> [Excerpted records]:
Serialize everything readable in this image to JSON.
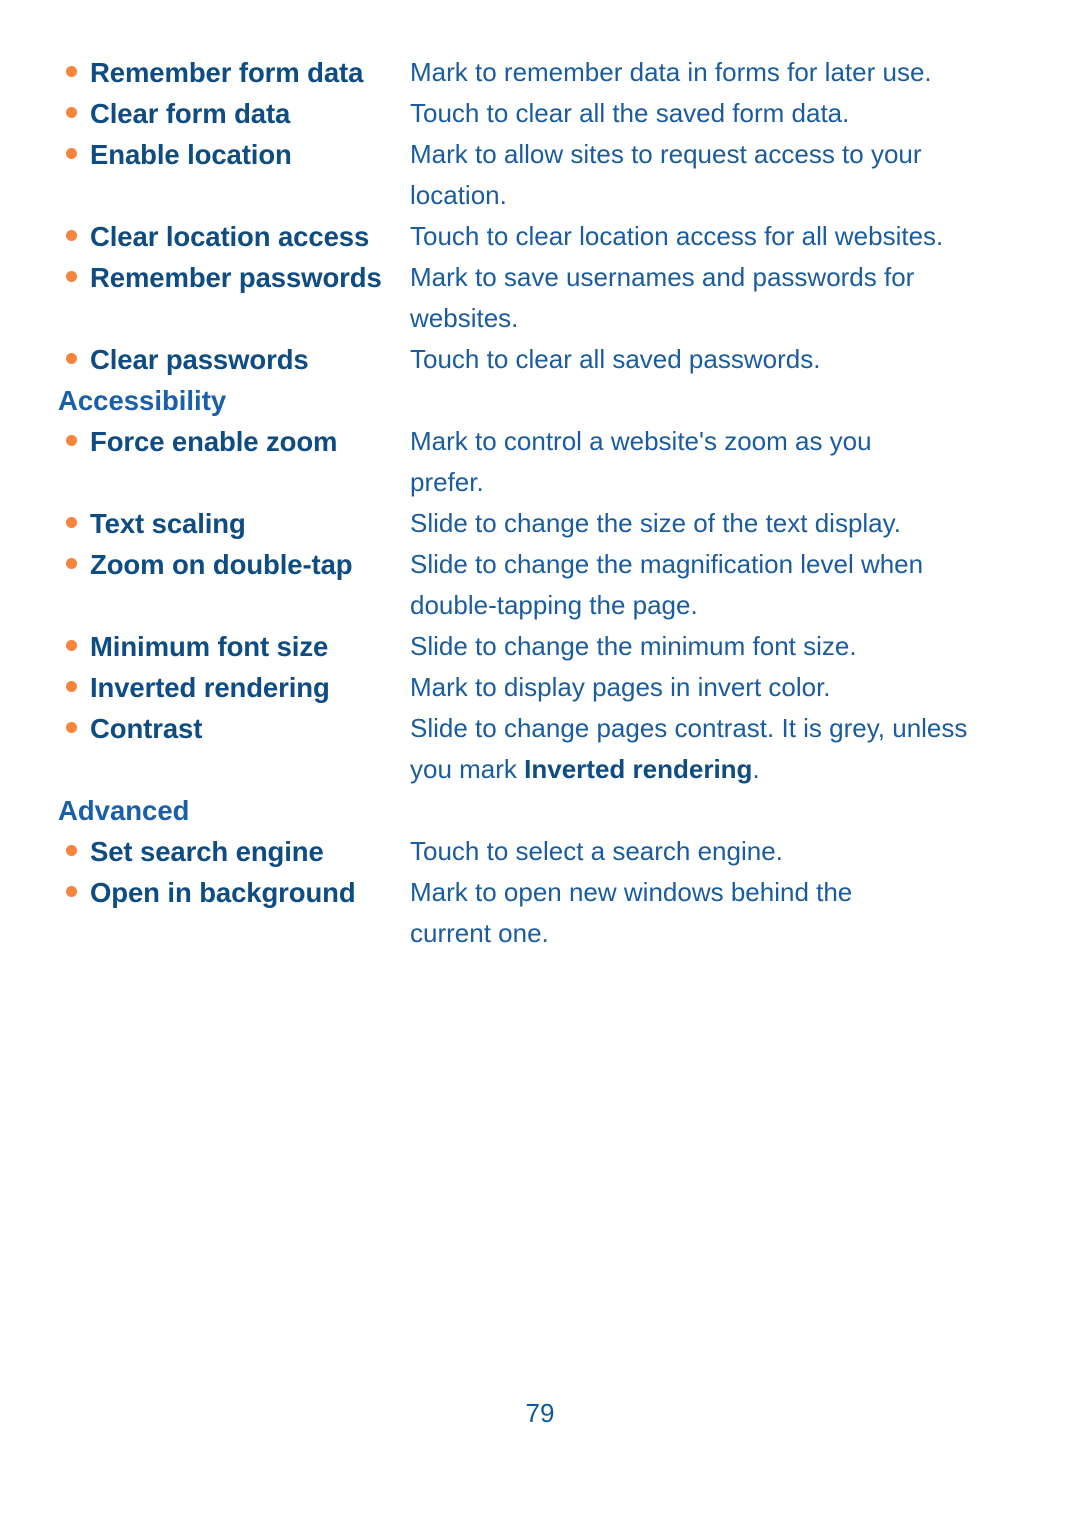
{
  "colors": {
    "bullet": "#F5843C",
    "term": "#0F4C81",
    "description": "#1B5C9E",
    "heading": "#1A5FA8",
    "page_number": "#12599C",
    "background": "#FFFFFF"
  },
  "page_number": "79",
  "blocks": [
    {
      "kind": "entry",
      "term": "Remember form data",
      "description": "Mark to remember data in forms for later use.",
      "description_lines": [
        "Mark to remember data in forms for later use."
      ]
    },
    {
      "kind": "entry",
      "term": "Clear form data",
      "description": "Touch to clear all the saved form data.",
      "description_lines": [
        "Touch to clear all the saved form data."
      ]
    },
    {
      "kind": "entry",
      "term": "Enable location",
      "description": "Mark to allow sites to request access to your location.",
      "description_lines": [
        "Mark to allow sites to request access to your",
        "location."
      ]
    },
    {
      "kind": "entry",
      "term": "Clear location access",
      "description": "Touch to clear location access for all websites.",
      "description_lines": [
        "Touch to clear location access for all websites."
      ]
    },
    {
      "kind": "entry",
      "term": "Remember passwords",
      "description": "Mark to save usernames and passwords for websites.",
      "description_lines": [
        "Mark to save usernames and passwords for",
        "websites."
      ]
    },
    {
      "kind": "entry",
      "term": "Clear passwords",
      "description": "Touch to clear all saved passwords.",
      "description_lines": [
        "Touch to clear all saved passwords."
      ]
    },
    {
      "kind": "heading",
      "heading": "Accessibility"
    },
    {
      "kind": "entry",
      "term": "Force enable zoom",
      "description": "Mark to control a website's zoom as you prefer.",
      "description_lines": [
        "Mark to control a website's zoom as you",
        "prefer."
      ]
    },
    {
      "kind": "entry",
      "term": "Text scaling",
      "description": "Slide to change the size of the text display.",
      "description_lines": [
        "Slide to change the size of the text display."
      ]
    },
    {
      "kind": "entry",
      "term": "Zoom on double-tap",
      "description": "Slide to change the magnification level when double-tapping the page.",
      "description_lines": [
        "Slide to change the magnification level when",
        "double-tapping the page."
      ]
    },
    {
      "kind": "entry",
      "term": "Minimum font size",
      "description": "Slide to change the minimum font size.",
      "description_lines": [
        "Slide to change the minimum font size."
      ]
    },
    {
      "kind": "entry",
      "term": "Inverted rendering",
      "description": "Mark to display pages in invert color.",
      "description_lines": [
        "Mark to display pages in invert color."
      ]
    },
    {
      "kind": "entry",
      "term": "Contrast",
      "description": "Slide to change pages contrast. It is grey, unless you mark Inverted rendering.",
      "description_lines": [
        "Slide to change pages contrast. It is grey, unless",
        "you mark Inverted rendering."
      ],
      "description_bold_phrase": "Inverted rendering"
    },
    {
      "kind": "heading",
      "heading": "Advanced"
    },
    {
      "kind": "entry",
      "term": "Set search engine",
      "description": "Touch to select a search engine.",
      "description_lines": [
        "Touch to select a search engine."
      ]
    },
    {
      "kind": "entry",
      "term": "Open in background",
      "description": "Mark to open new windows behind the current one.",
      "description_lines": [
        "Mark to open new windows behind the",
        "current one."
      ]
    }
  ]
}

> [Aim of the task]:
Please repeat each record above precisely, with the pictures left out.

> [Result of this exercise]:
Serialize everything readable in this image to JSON.
{
  "colors": {
    "bullet": "#F5843C",
    "term": "#0F4C81",
    "description": "#1B5C9E",
    "heading": "#1A5FA8",
    "page_number": "#12599C",
    "background": "#FFFFFF"
  },
  "page_number": "79",
  "blocks": [
    {
      "kind": "entry",
      "term": "Remember form data",
      "description": "Mark to remember data in forms for later use.",
      "description_lines": [
        "Mark to remember data in forms for later use."
      ]
    },
    {
      "kind": "entry",
      "term": "Clear form data",
      "description": "Touch to clear all the saved form data.",
      "description_lines": [
        "Touch to clear all the saved form data."
      ]
    },
    {
      "kind": "entry",
      "term": "Enable location",
      "description": "Mark to allow sites to request access to your location.",
      "description_lines": [
        "Mark to allow sites to request access to your",
        "location."
      ]
    },
    {
      "kind": "entry",
      "term": "Clear location access",
      "description": "Touch to clear location access for all websites.",
      "description_lines": [
        "Touch to clear location access for all websites."
      ]
    },
    {
      "kind": "entry",
      "term": "Remember passwords",
      "description": "Mark to save usernames and passwords for websites.",
      "description_lines": [
        "Mark to save usernames and passwords for",
        "websites."
      ]
    },
    {
      "kind": "entry",
      "term": "Clear passwords",
      "description": "Touch to clear all saved passwords.",
      "description_lines": [
        "Touch to clear all saved passwords."
      ]
    },
    {
      "kind": "heading",
      "heading": "Accessibility"
    },
    {
      "kind": "entry",
      "term": "Force enable zoom",
      "description": "Mark to control a website's zoom as you prefer.",
      "description_lines": [
        "Mark to control a website's zoom as you",
        "prefer."
      ]
    },
    {
      "kind": "entry",
      "term": "Text scaling",
      "description": "Slide to change the size of the text display.",
      "description_lines": [
        "Slide to change the size of the text display."
      ]
    },
    {
      "kind": "entry",
      "term": "Zoom on double-tap",
      "description": "Slide to change the magnification level when double-tapping the page.",
      "description_lines": [
        "Slide to change the magnification level when",
        "double-tapping the page."
      ]
    },
    {
      "kind": "entry",
      "term": "Minimum font size",
      "description": "Slide to change the minimum font size.",
      "description_lines": [
        "Slide to change the minimum font size."
      ]
    },
    {
      "kind": "entry",
      "term": "Inverted rendering",
      "description": "Mark to display pages in invert color.",
      "description_lines": [
        "Mark to display pages in invert color."
      ]
    },
    {
      "kind": "entry",
      "term": "Contrast",
      "description": "Slide to change pages contrast. It is grey, unless you mark Inverted rendering.",
      "description_lines": [
        "Slide to change pages contrast. It is grey, unless",
        "you mark Inverted rendering."
      ],
      "description_bold_phrase": "Inverted rendering"
    },
    {
      "kind": "heading",
      "heading": "Advanced"
    },
    {
      "kind": "entry",
      "term": "Set search engine",
      "description": "Touch to select a search engine.",
      "description_lines": [
        "Touch to select a search engine."
      ]
    },
    {
      "kind": "entry",
      "term": "Open in background",
      "description": "Mark to open new windows behind the current one.",
      "description_lines": [
        "Mark to open new windows behind the",
        "current one."
      ]
    }
  ]
}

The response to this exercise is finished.